And for years right doctor Patti leave policy that near suffering firm for a long time so -- -- has thing about the out there what is it.
They can do to correct that.
Well there's a lot of exciting treatments that they do there -- some surgical procedures there's what we call C pap or continuous positive airway pressure.
Which is a little more cumbersome but it would it does is it basically forces air into your lungs.
At night to keep your oxygen level up.
And it's very effective but some people find it tough to sleep but this apparatus on their face right and there are other new treatments that are coming out certain surgical devices that you could put on to keep the airway open and free.
The problem is a lot of people have sleep apnea are also very overweight suffer from obesity and that adds to the increased.
Chances of having sleep that.
You got to patty when we get these days it really is I share with their viewers because there's always something new and interesting but the warm where we do have got to get the feelings like everything causes cancer right there's -- it did did did it feel like we're getting any closer to really figuring out how to fix the cancer issue because to be on sleep right you don't -- right you gonna get cancer we think that's.
As with ball as we've spoken many times before when I'm normally -- New York with you.
We we have to make sure we do things in moderation.
We maintain a healthy lifestyle.
We eat nutritious foods and and exercise but one of the key things that we all forget about our high stress society as we forget to -- we forget to sleep.
So these people with sleep apnea or definitely increasing their risks of a bad health and I guess down the road that could lead to things like cancer.

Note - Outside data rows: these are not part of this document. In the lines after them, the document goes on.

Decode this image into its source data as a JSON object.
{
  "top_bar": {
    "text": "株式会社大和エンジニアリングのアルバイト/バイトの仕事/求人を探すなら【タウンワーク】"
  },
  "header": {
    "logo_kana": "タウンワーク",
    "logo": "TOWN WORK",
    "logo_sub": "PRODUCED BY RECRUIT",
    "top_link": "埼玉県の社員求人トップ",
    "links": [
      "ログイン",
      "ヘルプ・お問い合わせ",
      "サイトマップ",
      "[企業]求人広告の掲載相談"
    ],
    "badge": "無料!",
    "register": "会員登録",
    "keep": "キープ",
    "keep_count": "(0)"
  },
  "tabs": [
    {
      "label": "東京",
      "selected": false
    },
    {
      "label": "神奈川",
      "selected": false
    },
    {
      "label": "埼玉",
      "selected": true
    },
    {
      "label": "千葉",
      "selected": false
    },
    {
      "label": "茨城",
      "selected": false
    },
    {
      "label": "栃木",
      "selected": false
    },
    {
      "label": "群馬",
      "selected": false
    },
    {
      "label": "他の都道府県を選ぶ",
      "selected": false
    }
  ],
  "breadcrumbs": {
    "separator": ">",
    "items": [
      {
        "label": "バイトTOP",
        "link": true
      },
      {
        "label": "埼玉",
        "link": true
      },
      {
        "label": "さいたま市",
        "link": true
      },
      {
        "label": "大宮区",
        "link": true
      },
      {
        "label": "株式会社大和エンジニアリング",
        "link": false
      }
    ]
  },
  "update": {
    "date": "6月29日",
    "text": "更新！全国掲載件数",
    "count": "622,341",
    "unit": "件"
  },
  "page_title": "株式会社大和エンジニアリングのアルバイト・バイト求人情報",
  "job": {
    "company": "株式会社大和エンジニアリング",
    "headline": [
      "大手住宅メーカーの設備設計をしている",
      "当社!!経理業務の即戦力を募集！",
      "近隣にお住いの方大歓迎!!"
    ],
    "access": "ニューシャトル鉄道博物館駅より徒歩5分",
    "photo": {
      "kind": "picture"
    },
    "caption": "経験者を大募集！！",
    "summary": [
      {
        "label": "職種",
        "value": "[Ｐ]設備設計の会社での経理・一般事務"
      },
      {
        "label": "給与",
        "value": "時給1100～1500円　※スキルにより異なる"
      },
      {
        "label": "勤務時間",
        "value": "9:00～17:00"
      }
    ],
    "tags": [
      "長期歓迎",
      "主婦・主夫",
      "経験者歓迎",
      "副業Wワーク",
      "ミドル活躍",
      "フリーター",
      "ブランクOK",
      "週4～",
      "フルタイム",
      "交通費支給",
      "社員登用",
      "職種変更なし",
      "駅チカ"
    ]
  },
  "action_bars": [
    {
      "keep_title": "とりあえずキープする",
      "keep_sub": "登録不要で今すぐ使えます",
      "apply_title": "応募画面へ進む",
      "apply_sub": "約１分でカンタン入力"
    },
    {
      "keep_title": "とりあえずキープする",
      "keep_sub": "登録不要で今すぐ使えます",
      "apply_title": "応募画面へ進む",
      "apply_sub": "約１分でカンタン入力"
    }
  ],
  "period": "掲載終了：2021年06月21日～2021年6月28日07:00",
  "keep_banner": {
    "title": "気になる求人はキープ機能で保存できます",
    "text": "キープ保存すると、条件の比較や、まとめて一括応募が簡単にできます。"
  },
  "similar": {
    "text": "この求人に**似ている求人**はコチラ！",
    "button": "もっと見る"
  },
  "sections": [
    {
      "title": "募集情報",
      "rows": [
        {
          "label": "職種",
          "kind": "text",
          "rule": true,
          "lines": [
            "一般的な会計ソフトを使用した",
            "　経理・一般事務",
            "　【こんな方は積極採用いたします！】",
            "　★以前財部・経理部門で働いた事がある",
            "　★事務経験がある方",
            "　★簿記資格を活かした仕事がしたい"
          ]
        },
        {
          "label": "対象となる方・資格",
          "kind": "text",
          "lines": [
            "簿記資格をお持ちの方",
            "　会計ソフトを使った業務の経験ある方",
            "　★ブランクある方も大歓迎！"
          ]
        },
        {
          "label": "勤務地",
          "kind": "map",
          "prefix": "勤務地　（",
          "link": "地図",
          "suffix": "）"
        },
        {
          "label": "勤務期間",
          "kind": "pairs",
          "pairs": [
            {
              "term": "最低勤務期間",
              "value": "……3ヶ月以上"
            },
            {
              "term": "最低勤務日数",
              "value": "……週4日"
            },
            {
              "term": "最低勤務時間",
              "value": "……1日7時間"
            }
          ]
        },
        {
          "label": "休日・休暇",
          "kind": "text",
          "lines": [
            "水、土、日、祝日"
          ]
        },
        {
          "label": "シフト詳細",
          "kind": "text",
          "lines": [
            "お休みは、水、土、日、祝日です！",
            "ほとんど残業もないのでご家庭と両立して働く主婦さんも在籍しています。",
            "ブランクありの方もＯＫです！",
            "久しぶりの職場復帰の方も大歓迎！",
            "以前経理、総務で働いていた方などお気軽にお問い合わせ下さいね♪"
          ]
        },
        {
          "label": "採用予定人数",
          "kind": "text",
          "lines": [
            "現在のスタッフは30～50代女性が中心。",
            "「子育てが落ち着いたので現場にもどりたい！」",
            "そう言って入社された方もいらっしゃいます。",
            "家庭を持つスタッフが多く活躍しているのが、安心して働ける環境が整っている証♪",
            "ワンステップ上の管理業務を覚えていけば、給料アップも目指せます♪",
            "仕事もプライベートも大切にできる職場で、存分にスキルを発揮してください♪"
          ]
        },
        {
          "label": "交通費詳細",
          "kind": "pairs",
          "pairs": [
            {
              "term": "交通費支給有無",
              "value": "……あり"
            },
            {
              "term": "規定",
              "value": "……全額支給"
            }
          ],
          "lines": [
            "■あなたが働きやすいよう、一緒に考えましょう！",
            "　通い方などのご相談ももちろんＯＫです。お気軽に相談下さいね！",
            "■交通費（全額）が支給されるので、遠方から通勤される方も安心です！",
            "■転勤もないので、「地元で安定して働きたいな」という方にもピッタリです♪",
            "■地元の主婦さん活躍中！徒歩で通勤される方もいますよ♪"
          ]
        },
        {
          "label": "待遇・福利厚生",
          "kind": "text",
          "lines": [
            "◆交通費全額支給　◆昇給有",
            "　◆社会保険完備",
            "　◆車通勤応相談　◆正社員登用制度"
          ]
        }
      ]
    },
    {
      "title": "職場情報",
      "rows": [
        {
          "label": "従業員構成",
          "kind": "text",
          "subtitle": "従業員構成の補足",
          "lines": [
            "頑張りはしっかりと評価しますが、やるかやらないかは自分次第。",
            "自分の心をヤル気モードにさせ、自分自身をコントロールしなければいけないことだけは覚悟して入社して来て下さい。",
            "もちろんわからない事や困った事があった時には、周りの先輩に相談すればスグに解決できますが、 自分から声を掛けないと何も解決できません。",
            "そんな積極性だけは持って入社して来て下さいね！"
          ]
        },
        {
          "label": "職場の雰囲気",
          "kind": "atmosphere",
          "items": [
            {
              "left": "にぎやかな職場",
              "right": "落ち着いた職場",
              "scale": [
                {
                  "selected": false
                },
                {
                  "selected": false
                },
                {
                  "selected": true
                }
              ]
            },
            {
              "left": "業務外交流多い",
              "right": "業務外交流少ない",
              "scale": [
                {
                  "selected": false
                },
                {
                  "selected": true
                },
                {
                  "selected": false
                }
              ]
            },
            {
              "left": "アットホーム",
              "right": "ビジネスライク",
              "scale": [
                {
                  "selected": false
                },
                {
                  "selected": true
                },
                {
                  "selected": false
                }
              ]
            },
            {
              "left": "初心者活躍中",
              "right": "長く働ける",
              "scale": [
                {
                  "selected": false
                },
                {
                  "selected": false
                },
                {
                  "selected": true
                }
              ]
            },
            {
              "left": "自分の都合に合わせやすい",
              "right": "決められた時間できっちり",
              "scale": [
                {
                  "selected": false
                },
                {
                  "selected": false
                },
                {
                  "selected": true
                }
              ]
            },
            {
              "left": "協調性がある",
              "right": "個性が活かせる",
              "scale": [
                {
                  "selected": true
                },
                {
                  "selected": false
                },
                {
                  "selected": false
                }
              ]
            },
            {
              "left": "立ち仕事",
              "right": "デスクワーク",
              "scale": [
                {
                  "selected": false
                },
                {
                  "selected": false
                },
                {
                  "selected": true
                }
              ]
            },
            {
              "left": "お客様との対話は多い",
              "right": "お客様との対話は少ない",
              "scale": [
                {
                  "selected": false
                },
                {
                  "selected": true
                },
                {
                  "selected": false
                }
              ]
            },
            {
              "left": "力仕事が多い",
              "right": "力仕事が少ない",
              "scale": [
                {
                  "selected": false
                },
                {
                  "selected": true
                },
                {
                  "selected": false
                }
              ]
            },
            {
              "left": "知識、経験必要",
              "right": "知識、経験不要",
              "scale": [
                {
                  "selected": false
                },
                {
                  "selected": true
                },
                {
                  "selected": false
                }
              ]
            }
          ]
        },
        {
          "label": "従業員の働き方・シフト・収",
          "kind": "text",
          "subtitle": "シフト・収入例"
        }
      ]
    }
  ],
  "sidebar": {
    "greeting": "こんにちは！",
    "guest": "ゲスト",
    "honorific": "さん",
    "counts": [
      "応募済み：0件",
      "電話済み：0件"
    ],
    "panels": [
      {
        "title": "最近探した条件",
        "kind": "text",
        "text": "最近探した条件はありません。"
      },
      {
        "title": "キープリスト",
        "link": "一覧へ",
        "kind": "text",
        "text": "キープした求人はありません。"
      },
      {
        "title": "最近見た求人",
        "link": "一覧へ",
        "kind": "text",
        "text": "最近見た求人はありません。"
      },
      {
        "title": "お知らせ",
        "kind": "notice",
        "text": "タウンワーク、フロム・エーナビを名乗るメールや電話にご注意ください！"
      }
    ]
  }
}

-- Anderson back to patty gives -- even more of an excuse it's taken nap after the shower you know -- most definitely I am ready right now.
Calm down here at the American College of Emergency Physicians meeting the national -- And I just wanted to there's wanted to get a little -- for them their wonderful organization here in the united states of emergency physicians of which I'm well we know that we depend on Harry your doctors a lot to patties to thank you very much nice to have you join us from DC.

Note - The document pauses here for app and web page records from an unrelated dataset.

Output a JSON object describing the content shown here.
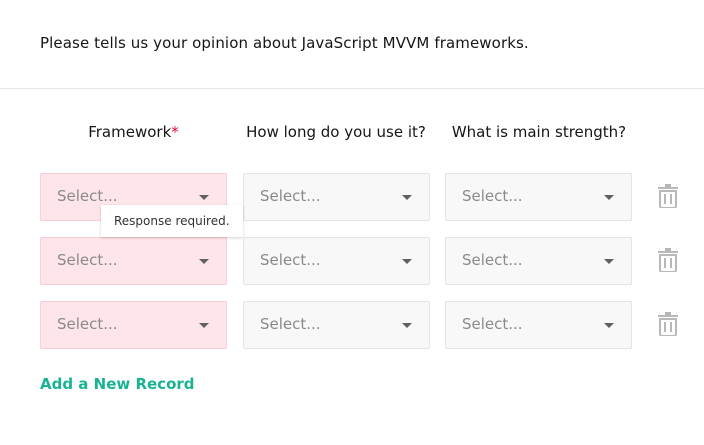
{
  "question": {
    "title": "Please tells us your opinion about JavaScript MVVM frameworks."
  },
  "columns": [
    {
      "label": "Framework",
      "required": "*"
    },
    {
      "label": "How long do you use it?"
    },
    {
      "label": "What is main strength?"
    }
  ],
  "rows": [
    {
      "cells": [
        "Select...",
        "Select...",
        "Select..."
      ]
    },
    {
      "cells": [
        "Select...",
        "Select...",
        "Select..."
      ]
    },
    {
      "cells": [
        "Select...",
        "Select...",
        "Select..."
      ]
    }
  ],
  "error": {
    "message": "Response required."
  },
  "add_record_label": "Add a New Record",
  "colors": {
    "accent": "#19b394",
    "required_star": "#e50a3e",
    "error_bg": "#fde5ea",
    "select_bg": "#f8f8f8"
  },
  "icons": {
    "remove_row": "trash-icon",
    "dropdown": "chevron-down-icon"
  }
}
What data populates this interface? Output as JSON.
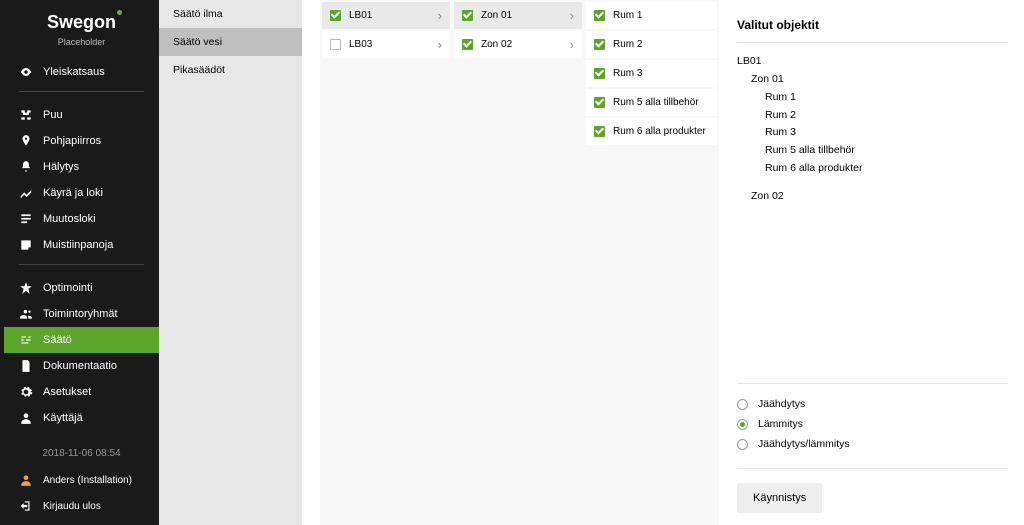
{
  "brand": {
    "name": "Swegon",
    "placeholder": "Placeholder"
  },
  "menu_top": {
    "yleiskatsaus": "Yleiskatsaus"
  },
  "menu_mid": {
    "puu": "Puu",
    "pohjapiirros": "Pohjapiirros",
    "halytys": "Hälytys",
    "kayra": "Käyrä ja loki",
    "muutosloki": "Muutosloki",
    "muistiinpanoja": "Muistiinpanoja"
  },
  "menu_bot": {
    "optimointi": "Optimointi",
    "toimintoryhmat": "Toimintoryhmät",
    "saato": "Säätö",
    "dokumentaatio": "Dokumentaatio",
    "asetukset": "Asetukset",
    "kayttaja": "Käyttäjä"
  },
  "timestamp": "2018-11-06 08:54",
  "user": "Anders (Installation)",
  "logout": "Kirjaudu ulos",
  "sub": {
    "ilma": "Säätö ilma",
    "vesi": "Säätö vesi",
    "pika": "Pikasäädöt"
  },
  "col1": {
    "lb01": "LB01",
    "lb03": "LB03"
  },
  "col2": {
    "z01": "Zon 01",
    "z02": "Zon 02"
  },
  "col3": {
    "r1": "Rum 1",
    "r2": "Rum 2",
    "r3": "Rum 3",
    "r5": "Rum 5 alla tillbehör",
    "r6": "Rum 6 alla produkter"
  },
  "right": {
    "title": "Valitut objektit",
    "tree": {
      "lb01": "LB01",
      "z01": "Zon 01",
      "r1": "Rum 1",
      "r2": "Rum 2",
      "r3": "Rum 3",
      "r5": "Rum 5 alla tillbehör",
      "r6": "Rum 6 alla produkter",
      "z02": "Zon 02"
    },
    "opts": {
      "cool": "Jäähdytys",
      "heat": "Lämmitys",
      "both": "Jäähdytys/lämmitys"
    },
    "start": "Käynnistys"
  }
}
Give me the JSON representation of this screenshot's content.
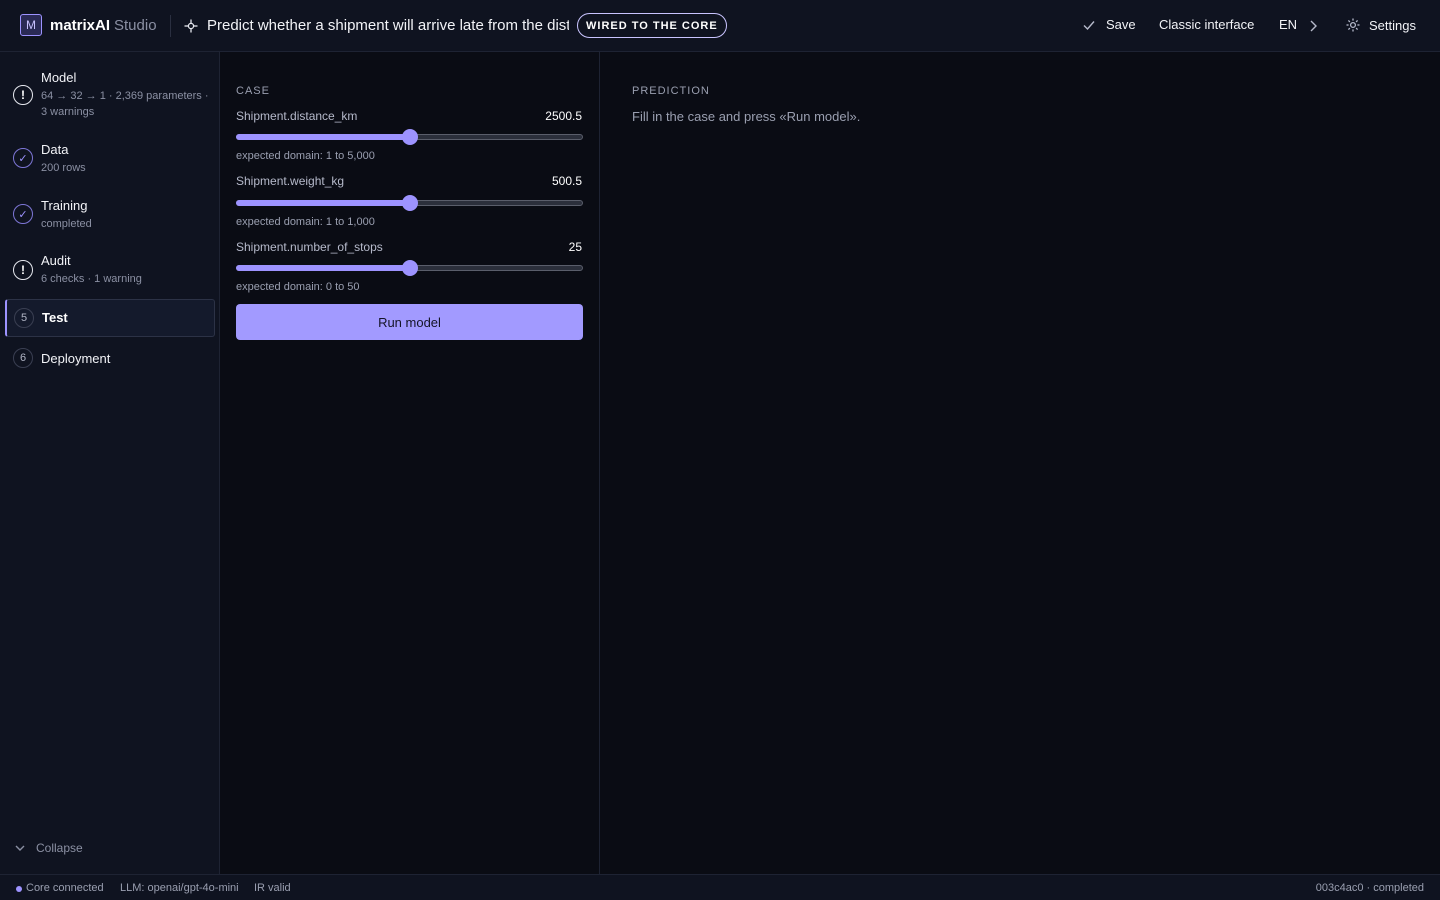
{
  "header": {
    "logo_letter": "M",
    "brand": "matrixAI",
    "brand_sub": "Studio",
    "project_title": "Predict whether a shipment will arrive late from the distanc",
    "badge": "WIRED TO THE CORE",
    "save_label": "Save",
    "classic_label": "Classic interface",
    "lang_label": "EN",
    "settings_label": "Settings"
  },
  "sidebar": {
    "steps": [
      {
        "indicator": "!",
        "status": "warning",
        "title": "Model",
        "subtitle": "64 → 32 → 1 · 2,369 parameters · 3 warnings"
      },
      {
        "indicator": "✓",
        "status": "done",
        "title": "Data",
        "subtitle": "200 rows"
      },
      {
        "indicator": "✓",
        "status": "done",
        "title": "Training",
        "subtitle": "completed"
      },
      {
        "indicator": "!",
        "status": "warning",
        "title": "Audit",
        "subtitle": "6 checks · 1 warning"
      },
      {
        "indicator": "5",
        "status": "active",
        "title": "Test",
        "subtitle": ""
      },
      {
        "indicator": "6",
        "status": "pending",
        "title": "Deployment",
        "subtitle": ""
      }
    ],
    "collapse_label": "Collapse"
  },
  "case": {
    "section_label": "CASE",
    "fields": [
      {
        "label": "Shipment.distance_km",
        "value": "2500.5",
        "level": 0.5,
        "hint": "expected domain: 1 to 5,000"
      },
      {
        "label": "Shipment.weight_kg",
        "value": "500.5",
        "level": 0.5,
        "hint": "expected domain: 1 to 1,000"
      },
      {
        "label": "Shipment.number_of_stops",
        "value": "25",
        "level": 0.5,
        "hint": "expected domain: 0 to 50"
      }
    ],
    "run_label": "Run model"
  },
  "prediction": {
    "section_label": "PREDICTION",
    "placeholder": "Fill in the case and press «Run model»."
  },
  "status": {
    "core": "Core connected",
    "llm": "LLM: openai/gpt-4o-mini",
    "ir": "IR valid",
    "run": "003c4ac0 · completed"
  },
  "colors": {
    "accent": "#9d93ff",
    "background": "#0a0c14",
    "panel": "#0f1320"
  }
}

And with our thanks so much for having me and we'll see you back home thank you say.